• _What is being asked_: Copy out each line below verbatim, skipping any picture.

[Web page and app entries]
=======

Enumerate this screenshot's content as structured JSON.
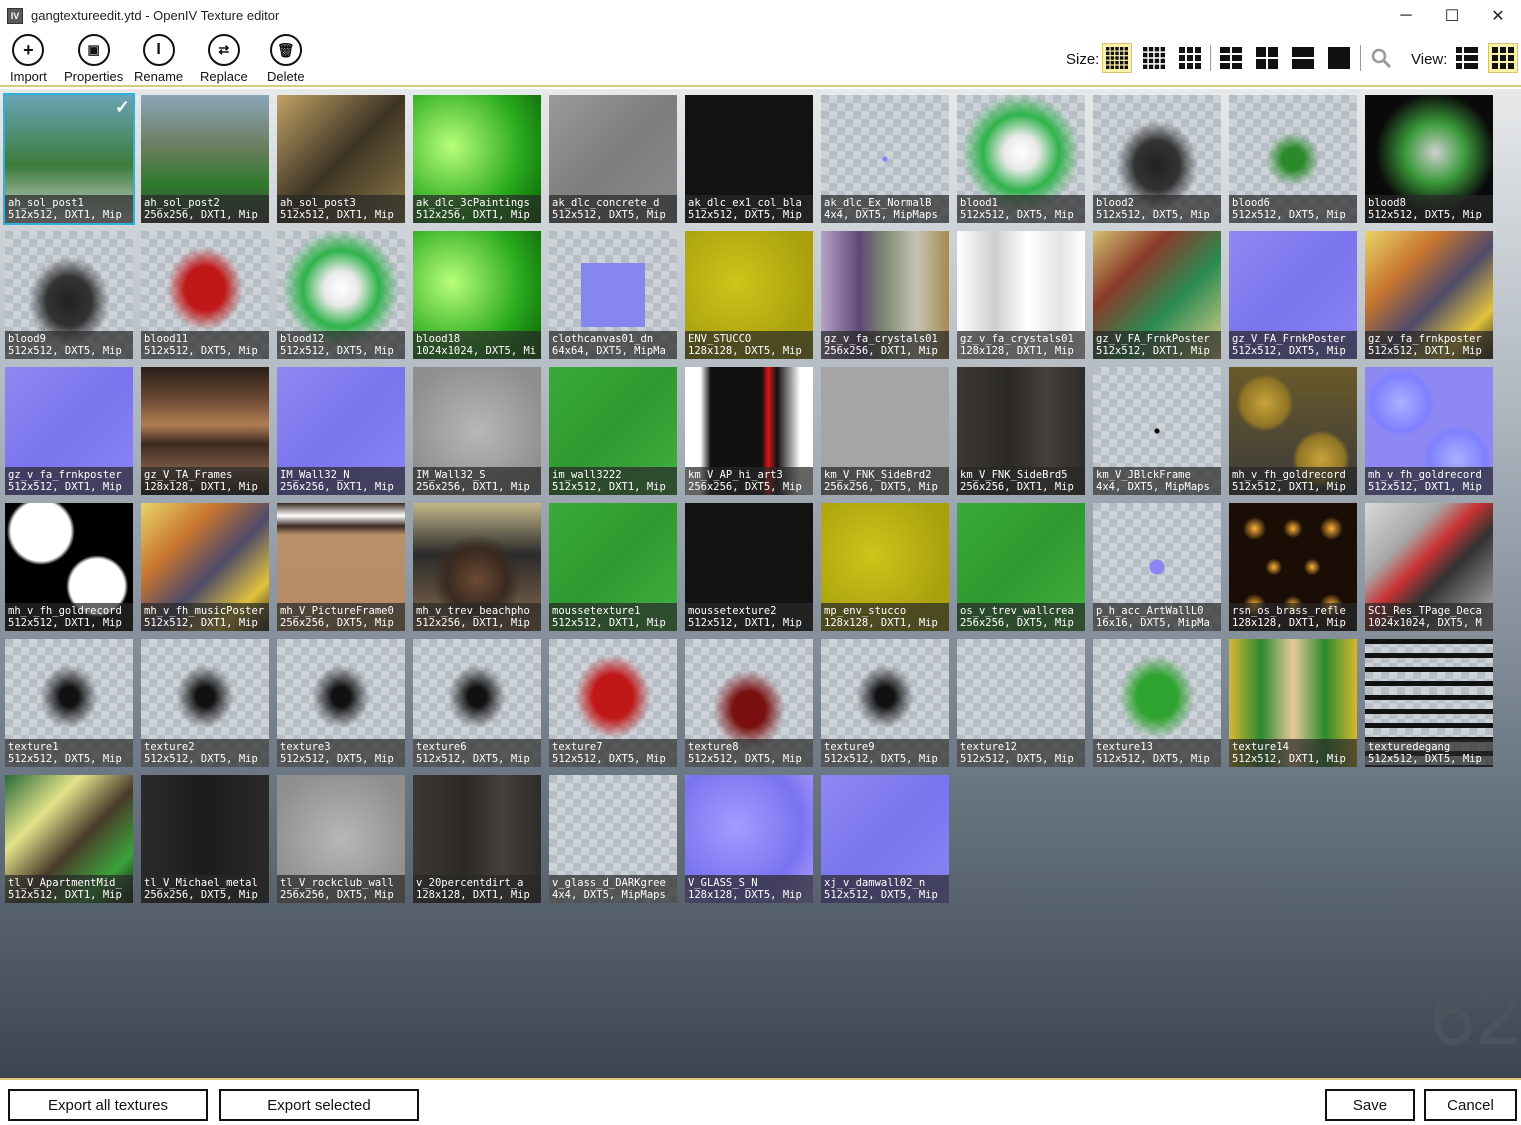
{
  "window": {
    "title": "gangtextureedit.ytd - OpenIV Texture editor",
    "app_icon": "IV"
  },
  "window_controls": {
    "minimize": "─",
    "maximize": "☐",
    "close": "✕"
  },
  "toolbar": {
    "import": "Import",
    "properties": "Properties",
    "rename": "Rename",
    "replace": "Replace",
    "delete": "Delete",
    "size_label": "Size:",
    "view_label": "View:"
  },
  "textures": [
    {
      "name": "ah_sol_post1",
      "info": "512x512, DXT1, Mip",
      "look": "poster-green",
      "selected": true
    },
    {
      "name": "ah_sol_post2",
      "info": "256x256, DXT1, Mip",
      "look": "photo-green"
    },
    {
      "name": "ah_sol_post3",
      "info": "512x512, DXT1, Mip",
      "look": "photo-tan"
    },
    {
      "name": "ak_dlc_3cPaintings",
      "info": "512x256, DXT1, Mip",
      "look": "bright-green"
    },
    {
      "name": "ak_dlc_concrete_d",
      "info": "512x512, DXT5, Mip",
      "look": "concrete"
    },
    {
      "name": "ak_dlc_ex1_col_bla",
      "info": "512x512, DXT5, Mip",
      "look": "black"
    },
    {
      "name": "ak_dlc_Ex_NormalB",
      "info": "4x4, DXT5, MipMaps",
      "look": "tiny-blue"
    },
    {
      "name": "blood1",
      "info": "512x512, DXT5, Mip",
      "look": "skull-green"
    },
    {
      "name": "blood2",
      "info": "512x512, DXT5, Mip",
      "look": "logo-dark"
    },
    {
      "name": "blood6",
      "info": "512x512, DXT5, Mip",
      "look": "logo-green"
    },
    {
      "name": "blood8",
      "info": "512x512, DXT5, Mip",
      "look": "dark-green"
    },
    {
      "name": "blood9",
      "info": "512x512, DXT5, Mip",
      "look": "logo-dark"
    },
    {
      "name": "blood11",
      "info": "512x512, DXT5, Mip",
      "look": "text-red"
    },
    {
      "name": "blood12",
      "info": "512x512, DXT5, Mip",
      "look": "skull-green"
    },
    {
      "name": "blood18",
      "info": "1024x1024, DXT5, Mi",
      "look": "bright-green"
    },
    {
      "name": "clothcanvas01_dn",
      "info": "64x64, DXT5, MipMa",
      "look": "small-normal"
    },
    {
      "name": "ENV_STUCCO",
      "info": "128x128, DXT5, Mip",
      "look": "stucco"
    },
    {
      "name": "gz_v_fa_crystals01",
      "info": "256x256, DXT1, Mip",
      "look": "collage-purple"
    },
    {
      "name": "gz_v_fa_crystals01",
      "info": "128x128, DXT1, Mip",
      "look": "white-gradient"
    },
    {
      "name": "gz_V_FA_FrnkPoster",
      "info": "512x512, DXT1, Mip",
      "look": "collage-red"
    },
    {
      "name": "gz_V_FA_FrnkPoster",
      "info": "512x512, DXT5, Mip",
      "look": "normal"
    },
    {
      "name": "gz_v_fa_frnkposter",
      "info": "512x512, DXT1, Mip",
      "look": "collage-yellow"
    },
    {
      "name": "gz_v_fa_frnkposter",
      "info": "512x512, DXT1, Mip",
      "look": "normal"
    },
    {
      "name": "gz_V_TA_Frames",
      "info": "128x128, DXT1, Mip",
      "look": "wood-stripes"
    },
    {
      "name": "IM_Wall32_N",
      "info": "256x256, DXT1, Mip",
      "look": "normal"
    },
    {
      "name": "IM_Wall32_S",
      "info": "256x256, DXT1, Mip",
      "look": "concrete-light"
    },
    {
      "name": "im_wall3222",
      "info": "512x512, DXT1, Mip",
      "look": "green"
    },
    {
      "name": "km_V_AP_hi_art3",
      "info": "256x256, DXT5, Mip",
      "look": "art-black"
    },
    {
      "name": "km_V_FNK_SideBrd2",
      "info": "256x256, DXT5, Mip",
      "look": "grey"
    },
    {
      "name": "km_V_FNK_SideBrd5",
      "info": "256x256, DXT1, Mip",
      "look": "dark-wood"
    },
    {
      "name": "km_V_JBlckFrame",
      "info": "4x4, DXT5, MipMaps",
      "look": "tiny-black"
    },
    {
      "name": "mh_v_fh_goldrecord",
      "info": "512x512, DXT1, Mip",
      "look": "gold-records"
    },
    {
      "name": "mh_v_fh_goldrecord",
      "info": "512x512, DXT1, Mip",
      "look": "normal-records"
    },
    {
      "name": "mh_v_fh_goldrecord",
      "info": "512x512, DXT1, Mip",
      "look": "bw-records"
    },
    {
      "name": "mh_v_fh_musicPoster",
      "info": "512x512, DXT1, Mip",
      "look": "collage-yellow"
    },
    {
      "name": "mh_V_PictureFrame0",
      "info": "256x256, DXT5, Mip",
      "look": "frame-brown"
    },
    {
      "name": "mh_v_trev_beachpho",
      "info": "512x256, DXT1, Mip",
      "look": "photo-faces"
    },
    {
      "name": "moussetexture1",
      "info": "512x512, DXT1, Mip",
      "look": "green"
    },
    {
      "name": "moussetexture2",
      "info": "512x512, DXT1, Mip",
      "look": "black"
    },
    {
      "name": "mp_env_stucco",
      "info": "128x128, DXT1, Mip",
      "look": "stucco"
    },
    {
      "name": "os_v_trev_wallcrea",
      "info": "256x256, DXT5, Mip",
      "look": "green"
    },
    {
      "name": "p_h_acc_ArtWallL0",
      "info": "16x16, DXT5, MipMa",
      "look": "tiny-purple"
    },
    {
      "name": "rsn_os_brass_refle",
      "info": "128x128, DXT1, Mip",
      "look": "lights"
    },
    {
      "name": "SC1_Res_TPage_Deca",
      "info": "1024x1024, DXT5, M",
      "look": "graffiti-wall"
    },
    {
      "name": "texture1",
      "info": "512x512, DXT5, Mip",
      "look": "tag"
    },
    {
      "name": "texture2",
      "info": "512x512, DXT5, Mip",
      "look": "tag"
    },
    {
      "name": "texture3",
      "info": "512x512, DXT5, Mip",
      "look": "tag"
    },
    {
      "name": "texture6",
      "info": "512x512, DXT5, Mip",
      "look": "tag"
    },
    {
      "name": "texture7",
      "info": "512x512, DXT5, Mip",
      "look": "text-red"
    },
    {
      "name": "texture8",
      "info": "512x512, DXT5, Mip",
      "look": "text-maroon"
    },
    {
      "name": "texture9",
      "info": "512x512, DXT5, Mip",
      "look": "tag"
    },
    {
      "name": "texture12",
      "info": "512x512, DXT5, Mip",
      "look": "empty"
    },
    {
      "name": "texture13",
      "info": "512x512, DXT5, Mip",
      "look": "text-green"
    },
    {
      "name": "texture14",
      "info": "512x512, DXT1, Mip",
      "look": "stained-glass"
    },
    {
      "name": "texturedegang",
      "info": "512x512, DXT5, Mip",
      "look": "text-list"
    },
    {
      "name": "tl_V_ApartmentMid_",
      "info": "512x512, DXT1, Mip",
      "look": "collage-green"
    },
    {
      "name": "tl_V_Michael_metal",
      "info": "256x256, DXT5, Mip",
      "look": "dark-metal"
    },
    {
      "name": "tl_V_rockclub_wall",
      "info": "256x256, DXT5, Mip",
      "look": "concrete-light"
    },
    {
      "name": "v_20percentdirt_a",
      "info": "128x128, DXT1, Mip",
      "look": "dark-wood"
    },
    {
      "name": "v_glass_d_DARKgree",
      "info": "4x4, DXT5, MipMaps",
      "look": "empty"
    },
    {
      "name": "V_GLASS_S_N",
      "info": "128x128, DXT5, Mip",
      "look": "normal-soft"
    },
    {
      "name": "xj_v_damwall02_n",
      "info": "512x512, DXT5, Mip",
      "look": "normal"
    }
  ],
  "texture_count": "62",
  "footer": {
    "export_all": "Export all textures",
    "export_selected": "Export selected",
    "save": "Save",
    "cancel": "Cancel"
  }
}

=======

• _Output of the task_:
Enumerate this screenshot's content as structured JSON.
{
  "window": {
    "title": "gangtextureedit.ytd - OpenIV Texture editor",
    "app_icon": "IV"
  },
  "window_controls": {
    "minimize": "─",
    "maximize": "☐",
    "close": "✕"
  },
  "toolbar": {
    "import": "Import",
    "properties": "Properties",
    "rename": "Rename",
    "replace": "Replace",
    "delete": "Delete",
    "size_label": "Size:",
    "view_label": "View:"
  },
  "textures": [
    {
      "name": "ah_sol_post1",
      "info": "512x512, DXT1, Mip",
      "look": "poster-green",
      "selected": true
    },
    {
      "name": "ah_sol_post2",
      "info": "256x256, DXT1, Mip",
      "look": "photo-green"
    },
    {
      "name": "ah_sol_post3",
      "info": "512x512, DXT1, Mip",
      "look": "photo-tan"
    },
    {
      "name": "ak_dlc_3cPaintings",
      "info": "512x256, DXT1, Mip",
      "look": "bright-green"
    },
    {
      "name": "ak_dlc_concrete_d",
      "info": "512x512, DXT5, Mip",
      "look": "concrete"
    },
    {
      "name": "ak_dlc_ex1_col_bla",
      "info": "512x512, DXT5, Mip",
      "look": "black"
    },
    {
      "name": "ak_dlc_Ex_NormalB",
      "info": "4x4, DXT5, MipMaps",
      "look": "tiny-blue"
    },
    {
      "name": "blood1",
      "info": "512x512, DXT5, Mip",
      "look": "skull-green"
    },
    {
      "name": "blood2",
      "info": "512x512, DXT5, Mip",
      "look": "logo-dark"
    },
    {
      "name": "blood6",
      "info": "512x512, DXT5, Mip",
      "look": "logo-green"
    },
    {
      "name": "blood8",
      "info": "512x512, DXT5, Mip",
      "look": "dark-green"
    },
    {
      "name": "blood9",
      "info": "512x512, DXT5, Mip",
      "look": "logo-dark"
    },
    {
      "name": "blood11",
      "info": "512x512, DXT5, Mip",
      "look": "text-red"
    },
    {
      "name": "blood12",
      "info": "512x512, DXT5, Mip",
      "look": "skull-green"
    },
    {
      "name": "blood18",
      "info": "1024x1024, DXT5, Mi",
      "look": "bright-green"
    },
    {
      "name": "clothcanvas01_dn",
      "info": "64x64, DXT5, MipMa",
      "look": "small-normal"
    },
    {
      "name": "ENV_STUCCO",
      "info": "128x128, DXT5, Mip",
      "look": "stucco"
    },
    {
      "name": "gz_v_fa_crystals01",
      "info": "256x256, DXT1, Mip",
      "look": "collage-purple"
    },
    {
      "name": "gz_v_fa_crystals01",
      "info": "128x128, DXT1, Mip",
      "look": "white-gradient"
    },
    {
      "name": "gz_V_FA_FrnkPoster",
      "info": "512x512, DXT1, Mip",
      "look": "collage-red"
    },
    {
      "name": "gz_V_FA_FrnkPoster",
      "info": "512x512, DXT5, Mip",
      "look": "normal"
    },
    {
      "name": "gz_v_fa_frnkposter",
      "info": "512x512, DXT1, Mip",
      "look": "collage-yellow"
    },
    {
      "name": "gz_v_fa_frnkposter",
      "info": "512x512, DXT1, Mip",
      "look": "normal"
    },
    {
      "name": "gz_V_TA_Frames",
      "info": "128x128, DXT1, Mip",
      "look": "wood-stripes"
    },
    {
      "name": "IM_Wall32_N",
      "info": "256x256, DXT1, Mip",
      "look": "normal"
    },
    {
      "name": "IM_Wall32_S",
      "info": "256x256, DXT1, Mip",
      "look": "concrete-light"
    },
    {
      "name": "im_wall3222",
      "info": "512x512, DXT1, Mip",
      "look": "green"
    },
    {
      "name": "km_V_AP_hi_art3",
      "info": "256x256, DXT5, Mip",
      "look": "art-black"
    },
    {
      "name": "km_V_FNK_SideBrd2",
      "info": "256x256, DXT5, Mip",
      "look": "grey"
    },
    {
      "name": "km_V_FNK_SideBrd5",
      "info": "256x256, DXT1, Mip",
      "look": "dark-wood"
    },
    {
      "name": "km_V_JBlckFrame",
      "info": "4x4, DXT5, MipMaps",
      "look": "tiny-black"
    },
    {
      "name": "mh_v_fh_goldrecord",
      "info": "512x512, DXT1, Mip",
      "look": "gold-records"
    },
    {
      "name": "mh_v_fh_goldrecord",
      "info": "512x512, DXT1, Mip",
      "look": "normal-records"
    },
    {
      "name": "mh_v_fh_goldrecord",
      "info": "512x512, DXT1, Mip",
      "look": "bw-records"
    },
    {
      "name": "mh_v_fh_musicPoster",
      "info": "512x512, DXT1, Mip",
      "look": "collage-yellow"
    },
    {
      "name": "mh_V_PictureFrame0",
      "info": "256x256, DXT5, Mip",
      "look": "frame-brown"
    },
    {
      "name": "mh_v_trev_beachpho",
      "info": "512x256, DXT1, Mip",
      "look": "photo-faces"
    },
    {
      "name": "moussetexture1",
      "info": "512x512, DXT1, Mip",
      "look": "green"
    },
    {
      "name": "moussetexture2",
      "info": "512x512, DXT1, Mip",
      "look": "black"
    },
    {
      "name": "mp_env_stucco",
      "info": "128x128, DXT1, Mip",
      "look": "stucco"
    },
    {
      "name": "os_v_trev_wallcrea",
      "info": "256x256, DXT5, Mip",
      "look": "green"
    },
    {
      "name": "p_h_acc_ArtWallL0",
      "info": "16x16, DXT5, MipMa",
      "look": "tiny-purple"
    },
    {
      "name": "rsn_os_brass_refle",
      "info": "128x128, DXT1, Mip",
      "look": "lights"
    },
    {
      "name": "SC1_Res_TPage_Deca",
      "info": "1024x1024, DXT5, M",
      "look": "graffiti-wall"
    },
    {
      "name": "texture1",
      "info": "512x512, DXT5, Mip",
      "look": "tag"
    },
    {
      "name": "texture2",
      "info": "512x512, DXT5, Mip",
      "look": "tag"
    },
    {
      "name": "texture3",
      "info": "512x512, DXT5, Mip",
      "look": "tag"
    },
    {
      "name": "texture6",
      "info": "512x512, DXT5, Mip",
      "look": "tag"
    },
    {
      "name": "texture7",
      "info": "512x512, DXT5, Mip",
      "look": "text-red"
    },
    {
      "name": "texture8",
      "info": "512x512, DXT5, Mip",
      "look": "text-maroon"
    },
    {
      "name": "texture9",
      "info": "512x512, DXT5, Mip",
      "look": "tag"
    },
    {
      "name": "texture12",
      "info": "512x512, DXT5, Mip",
      "look": "empty"
    },
    {
      "name": "texture13",
      "info": "512x512, DXT5, Mip",
      "look": "text-green"
    },
    {
      "name": "texture14",
      "info": "512x512, DXT1, Mip",
      "look": "stained-glass"
    },
    {
      "name": "texturedegang",
      "info": "512x512, DXT5, Mip",
      "look": "text-list"
    },
    {
      "name": "tl_V_ApartmentMid_",
      "info": "512x512, DXT1, Mip",
      "look": "collage-green"
    },
    {
      "name": "tl_V_Michael_metal",
      "info": "256x256, DXT5, Mip",
      "look": "dark-metal"
    },
    {
      "name": "tl_V_rockclub_wall",
      "info": "256x256, DXT5, Mip",
      "look": "concrete-light"
    },
    {
      "name": "v_20percentdirt_a",
      "info": "128x128, DXT1, Mip",
      "look": "dark-wood"
    },
    {
      "name": "v_glass_d_DARKgree",
      "info": "4x4, DXT5, MipMaps",
      "look": "empty"
    },
    {
      "name": "V_GLASS_S_N",
      "info": "128x128, DXT5, Mip",
      "look": "normal-soft"
    },
    {
      "name": "xj_v_damwall02_n",
      "info": "512x512, DXT5, Mip",
      "look": "normal"
    }
  ],
  "texture_count": "62",
  "footer": {
    "export_all": "Export all textures",
    "export_selected": "Export selected",
    "save": "Save",
    "cancel": "Cancel"
  }
}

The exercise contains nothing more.